A New Zealand Ministry of Education eFellowship report on the use of mobile phones in classrooms to foster information literacy skills

Download a PDF of the full report here: Toni Twiss Ubiquitous Information


The technological capabilities of mobile technology such as mobile phones and personal digital assistants (PDAs) are developing at a furious pace. These incredibly advanced pieces of hardware are available readily and for most as must have consumer items, particularly amongst our youth – genY, the iPod generation, the “prod-users”. This technology has seen a fundamental change in this generation from those before. These students are always connected and always available.

This report considers the impact ‘anytime’ access to information via access to the mobile internet will have on teaching and learning in the future. It explores the potential applications for mobile phones in the classroom and the skills that our students will need in order to cope with the mass of information on-demand that is available to them.

The research conducted for the purpose of this report involved a class set of 30 3G mobile phones being made available for a single unit of work by three different classes; a Year 12 Media Studies, Year 9 Social Studies and a general Year 8 class. Each unit of work ran for approximately 5-7 weeks. The teachers involved in the study were given support to learn how to use various functions of the mobile phones and to plan their unit of work.

The findings of this report indicate the following:

  • applications and tools available for use via a mobile phone, including access to the world wide web, have a great deal of potential for use in schools. Currently cost of data is the single biggest factor in limiting this use.
  • while as teachers we are constantly being told our students are ‘digital natives’, many of our students are not as au fait with technology as teachers are led to believe. Students are being labelled the ‘net-gen’ and teachers who have been told that they are ‘digital immigrants’ often do not see that the skills they believe their students to have are not always present. While students may seem very ‘tech savvy’ they still need to be taught the skills to deal with the world that their use of technology gives them access to, namely the world wide web and information overload.
  • key factors identified by secondary school teachers as impacting their ability to teach information literacy included limited access to resources (particularly technologies for accessing the world wide web), access to professional development and the impact of timetabling leading to a highly segmented curriculum.


  • Unconference | Thinking Past The Square... said:

    [...] Toni’s research [...]

  • Paul Swift said:

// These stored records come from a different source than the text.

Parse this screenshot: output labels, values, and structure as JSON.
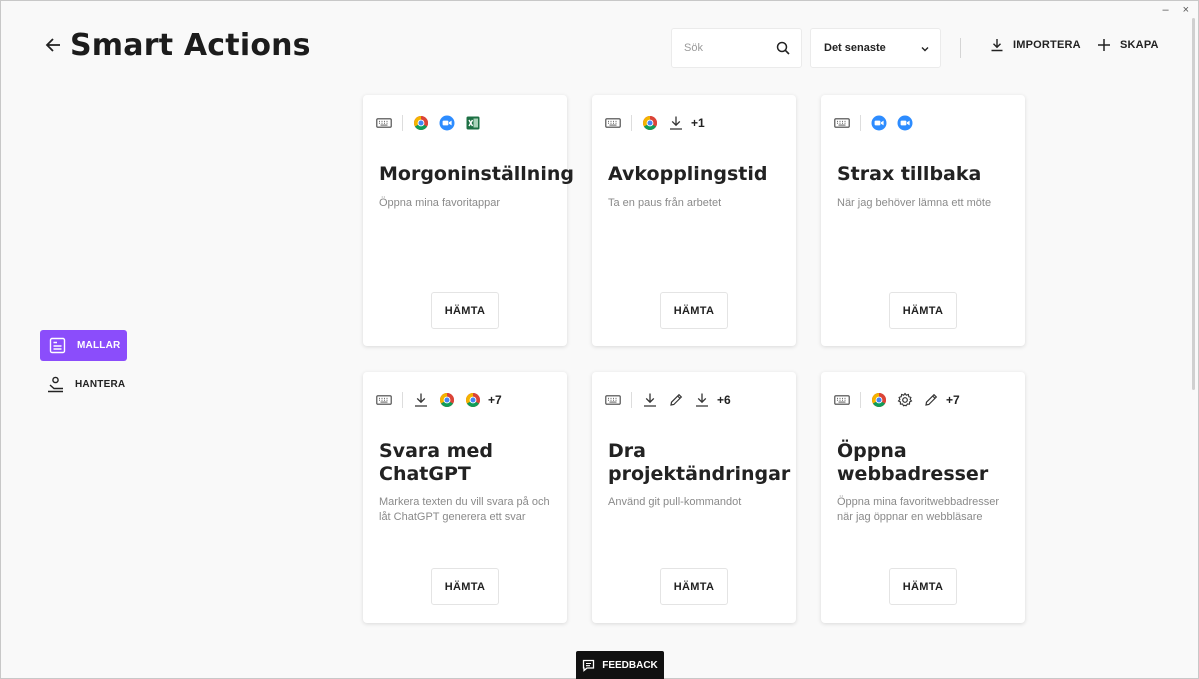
{
  "window": {
    "minimize_glyph": "–",
    "close_glyph": "×"
  },
  "header": {
    "title": "Smart Actions",
    "back_icon": "arrow-left-icon",
    "search": {
      "placeholder": "Sök",
      "value": ""
    },
    "sort": {
      "selected": "Det senaste"
    },
    "import_label": "IMPORTERA",
    "create_label": "SKAPA"
  },
  "sidebar": {
    "items": [
      {
        "label": "MALLAR",
        "icon": "template-icon",
        "active": true
      },
      {
        "label": "HANTERA",
        "icon": "manage-icon",
        "active": false
      }
    ]
  },
  "cards": [
    {
      "title": "Morgoninställning",
      "desc": "Öppna mina favoritappar",
      "button": "HÄMTA",
      "icons": [
        "keyboard-icon",
        "chrome-icon",
        "zoom-icon",
        "excel-icon"
      ],
      "more": ""
    },
    {
      "title": "Avkopplingstid",
      "desc": "Ta en paus från arbetet",
      "button": "HÄMTA",
      "icons": [
        "keyboard-icon",
        "chrome-icon",
        "download-icon"
      ],
      "more": "+1"
    },
    {
      "title": "Strax tillbaka",
      "desc": "När jag behöver lämna ett möte",
      "button": "HÄMTA",
      "icons": [
        "keyboard-icon",
        "zoom-icon",
        "zoom-icon"
      ],
      "more": ""
    },
    {
      "title": "Svara med ChatGPT",
      "desc": "Markera texten du vill svara på och låt ChatGPT generera ett svar",
      "button": "HÄMTA",
      "icons": [
        "keyboard-icon",
        "download-icon",
        "chrome-icon",
        "chrome-icon"
      ],
      "more": "+7"
    },
    {
      "title": "Dra projektändringar",
      "desc": "Använd git pull-kommandot",
      "button": "HÄMTA",
      "icons": [
        "keyboard-icon",
        "download-icon",
        "pencil-icon",
        "download-icon"
      ],
      "more": "+6"
    },
    {
      "title": "Öppna webbadresser",
      "desc": "Öppna mina favoritwebbadresser när jag öppnar en webbläsare",
      "button": "HÄMTA",
      "icons": [
        "keyboard-icon",
        "chrome-icon",
        "gear-icon",
        "pencil-icon"
      ],
      "more": "+7"
    }
  ],
  "feedback_label": "FEEDBACK",
  "colors": {
    "accent": "#8b4dfb",
    "zoom": "#2d8cff",
    "excel": "#1d7044"
  }
}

    Hi Toni - your research sounds very interesting! I am a member of the Learning Dept at Auckland War Memorial Musuem and we are very interested in exploring the potential of mobile technologies in relation to learning within a museum environment - the ability for instant feedback, access to a wide range of information via the web and personalised meaning making learning. It would be great to have a chat with you at sometime as your research sounds very interesting and it would also help to ensure that what we develop is based upon the sector’s needs.